A Hand pointing toward a Fairfield Lake State Park Trails Map.
Eddie Gaspar
The Texas Tribune
State Park Police Officer Kyle Ware points at a map of Fairfield Lake State Park in Fairfield on Feb. 27, 2023.

State officials plan to offer free day access to the property as they consider how to acquire the land before its sale.

Officials plan to reopen the embattled Fairfield Lake State Park starting Tuesday for day use as the Legislature considers how the leased property might be saved from being redeveloped into homes.

The park closed to the public two weeks ago, on Feb. 27, as Texas Parks and Wildlife Department staff geared up to prepare the property for sale. The agency had leased the site for free for decades from Vistra Corp. and its predecessor businesses.

Vistra decided to sell the property after shutting down the coal plant it operated across the lake from the park in 2018. TPWD officials have said the agency wanted to buy only the portion of the property that included the park and the company didn’t want to sell it in parts. The state never submitted a bid.

The agency has three more months until it has to vacate the land for good. A company called Todd Interests plans to redevelop the site, to the chagrin of park staff and the many visitors who have walked its trails and boated on the lake for years.
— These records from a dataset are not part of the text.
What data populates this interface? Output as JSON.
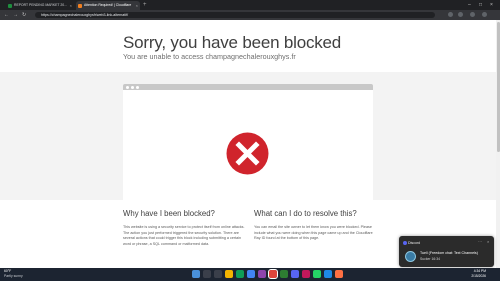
{
  "browser": {
    "tabs": [
      {
        "label": "REPORT PENDING MARKET 20..."
      },
      {
        "label": "Attention Required! | Cloudflare"
      }
    ],
    "new_tab": "+",
    "address": "https://champagnechalerouxghysfr/web3-link-alternatif/"
  },
  "page": {
    "title": "Sorry, you have been blocked",
    "subtitle": "You are unable to access champagnechalerouxghys.fr",
    "why_heading": "Why have I been blocked?",
    "why_text": "This website is using a security service to protect itself from online attacks. The action you just performed triggered the security solution. There are several actions that could trigger this block including submitting a certain word or phrase, a SQL command or malformed data.",
    "resolve_heading": "What can I do to resolve this?",
    "resolve_text": "You can email the site owner to let them know you were blocked. Please include what you were doing when this page came up and the Cloudflare Ray ID found at the bottom of this page."
  },
  "notification": {
    "app": "Discord",
    "title": "Tuell (Freedom chat: Text Channels)",
    "body": "Sucker 16:34"
  },
  "taskbar": {
    "weather_temp": "60°F",
    "weather_desc": "Partly sunny",
    "time": "4:34 PM",
    "date": "2/15/2026"
  },
  "colors": {
    "stop_red": "#d0242c",
    "tab_bg": "#202124",
    "toolbar_bg": "#35363a",
    "taskbar_bg": "#1c2431",
    "notif_bg": "#2b2b2b"
  }
}
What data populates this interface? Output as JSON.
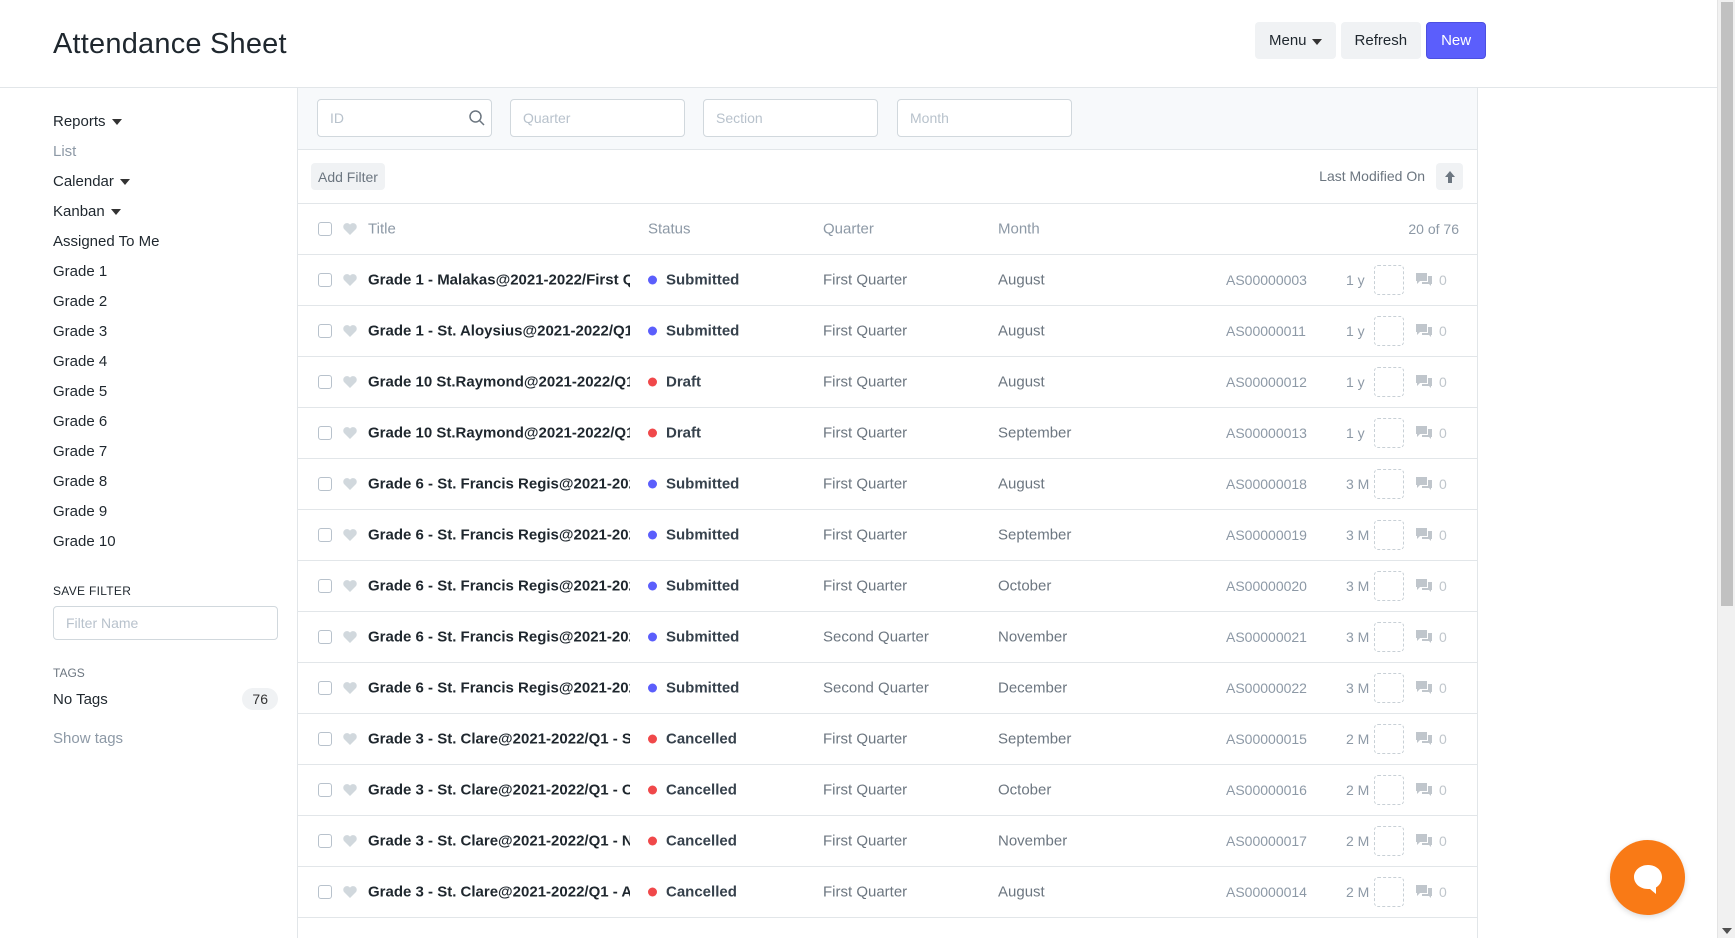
{
  "header": {
    "title": "Attendance Sheet",
    "menu_label": "Menu",
    "refresh_label": "Refresh",
    "new_label": "New"
  },
  "sidebar": {
    "items": [
      {
        "label": "Reports",
        "dropdown": true,
        "muted": false
      },
      {
        "label": "List",
        "dropdown": false,
        "muted": true
      },
      {
        "label": "Calendar",
        "dropdown": true,
        "muted": false
      },
      {
        "label": "Kanban",
        "dropdown": true,
        "muted": false
      },
      {
        "label": "Assigned To Me",
        "dropdown": false,
        "muted": false
      },
      {
        "label": "Grade 1",
        "dropdown": false,
        "muted": false
      },
      {
        "label": "Grade 2",
        "dropdown": false,
        "muted": false
      },
      {
        "label": "Grade 3",
        "dropdown": false,
        "muted": false
      },
      {
        "label": "Grade 4",
        "dropdown": false,
        "muted": false
      },
      {
        "label": "Grade 5",
        "dropdown": false,
        "muted": false
      },
      {
        "label": "Grade 6",
        "dropdown": false,
        "muted": false
      },
      {
        "label": "Grade 7",
        "dropdown": false,
        "muted": false
      },
      {
        "label": "Grade 8",
        "dropdown": false,
        "muted": false
      },
      {
        "label": "Grade 9",
        "dropdown": false,
        "muted": false
      },
      {
        "label": "Grade 10",
        "dropdown": false,
        "muted": false
      }
    ],
    "save_filter_label": "SAVE FILTER",
    "filter_name_placeholder": "Filter Name",
    "tags_label": "TAGS",
    "no_tags_label": "No Tags",
    "no_tags_count": "76",
    "show_tags_label": "Show tags"
  },
  "filters": {
    "id_placeholder": "ID",
    "quarter_placeholder": "Quarter",
    "section_placeholder": "Section",
    "month_placeholder": "Month",
    "add_filter_label": "Add Filter",
    "sort_label": "Last Modified On"
  },
  "table": {
    "columns": {
      "title": "Title",
      "status": "Status",
      "quarter": "Quarter",
      "month": "Month",
      "count": "20 of 76"
    },
    "status_colors": {
      "Submitted": "#5b5efc",
      "Draft": "#f0484a",
      "Cancelled": "#f0484a"
    },
    "rows": [
      {
        "title": "Grade 1 - Malakas@2021-2022/First Q",
        "status": "Submitted",
        "quarter": "First Quarter",
        "month": "August",
        "id": "AS00000003",
        "age": "1 y",
        "comments": "0"
      },
      {
        "title": "Grade 1 - St. Aloysius@2021-2022/Q1",
        "status": "Submitted",
        "quarter": "First Quarter",
        "month": "August",
        "id": "AS00000011",
        "age": "1 y",
        "comments": "0"
      },
      {
        "title": "Grade 10 St.Raymond@2021-2022/Q1",
        "status": "Draft",
        "quarter": "First Quarter",
        "month": "August",
        "id": "AS00000012",
        "age": "1 y",
        "comments": "0"
      },
      {
        "title": "Grade 10 St.Raymond@2021-2022/Q1",
        "status": "Draft",
        "quarter": "First Quarter",
        "month": "September",
        "id": "AS00000013",
        "age": "1 y",
        "comments": "0"
      },
      {
        "title": "Grade 6 - St. Francis Regis@2021-202",
        "status": "Submitted",
        "quarter": "First Quarter",
        "month": "August",
        "id": "AS00000018",
        "age": "3 M",
        "comments": "0"
      },
      {
        "title": "Grade 6 - St. Francis Regis@2021-202",
        "status": "Submitted",
        "quarter": "First Quarter",
        "month": "September",
        "id": "AS00000019",
        "age": "3 M",
        "comments": "0"
      },
      {
        "title": "Grade 6 - St. Francis Regis@2021-202",
        "status": "Submitted",
        "quarter": "First Quarter",
        "month": "October",
        "id": "AS00000020",
        "age": "3 M",
        "comments": "0"
      },
      {
        "title": "Grade 6 - St. Francis Regis@2021-202",
        "status": "Submitted",
        "quarter": "Second Quarter",
        "month": "November",
        "id": "AS00000021",
        "age": "3 M",
        "comments": "0"
      },
      {
        "title": "Grade 6 - St. Francis Regis@2021-202",
        "status": "Submitted",
        "quarter": "Second Quarter",
        "month": "December",
        "id": "AS00000022",
        "age": "3 M",
        "comments": "0"
      },
      {
        "title": "Grade 3 - St. Clare@2021-2022/Q1 - S",
        "status": "Cancelled",
        "quarter": "First Quarter",
        "month": "September",
        "id": "AS00000015",
        "age": "2 M",
        "comments": "0"
      },
      {
        "title": "Grade 3 - St. Clare@2021-2022/Q1 - O",
        "status": "Cancelled",
        "quarter": "First Quarter",
        "month": "October",
        "id": "AS00000016",
        "age": "2 M",
        "comments": "0"
      },
      {
        "title": "Grade 3 - St. Clare@2021-2022/Q1 - N",
        "status": "Cancelled",
        "quarter": "First Quarter",
        "month": "November",
        "id": "AS00000017",
        "age": "2 M",
        "comments": "0"
      },
      {
        "title": "Grade 3 - St. Clare@2021-2022/Q1 - A",
        "status": "Cancelled",
        "quarter": "First Quarter",
        "month": "August",
        "id": "AS00000014",
        "age": "2 M",
        "comments": "0"
      }
    ]
  },
  "colors": {
    "accent": "#5b5efc",
    "chat": "#f97a16"
  }
}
At a House committee meeting last week, legislators questioned whether the park could stay open a bit longer as they figure out if anything can be done to save it in the meantime. Parks and Wildlife staff say they have now developed a plan to reopen the property temporarily starting 8 a.m. Tuesday, March 14.

Access will be free and first-come, first-served until the park is full, so there will be no reservations or camping.

“While we still stand committed to reaching a compromise that would save Fairfield Lake State Park for future use, our team will be working hard to keep this gem as accessible as possible for as long as possible,” Parks and Wildlife State Parks Director Rodney Franklin said in a statement.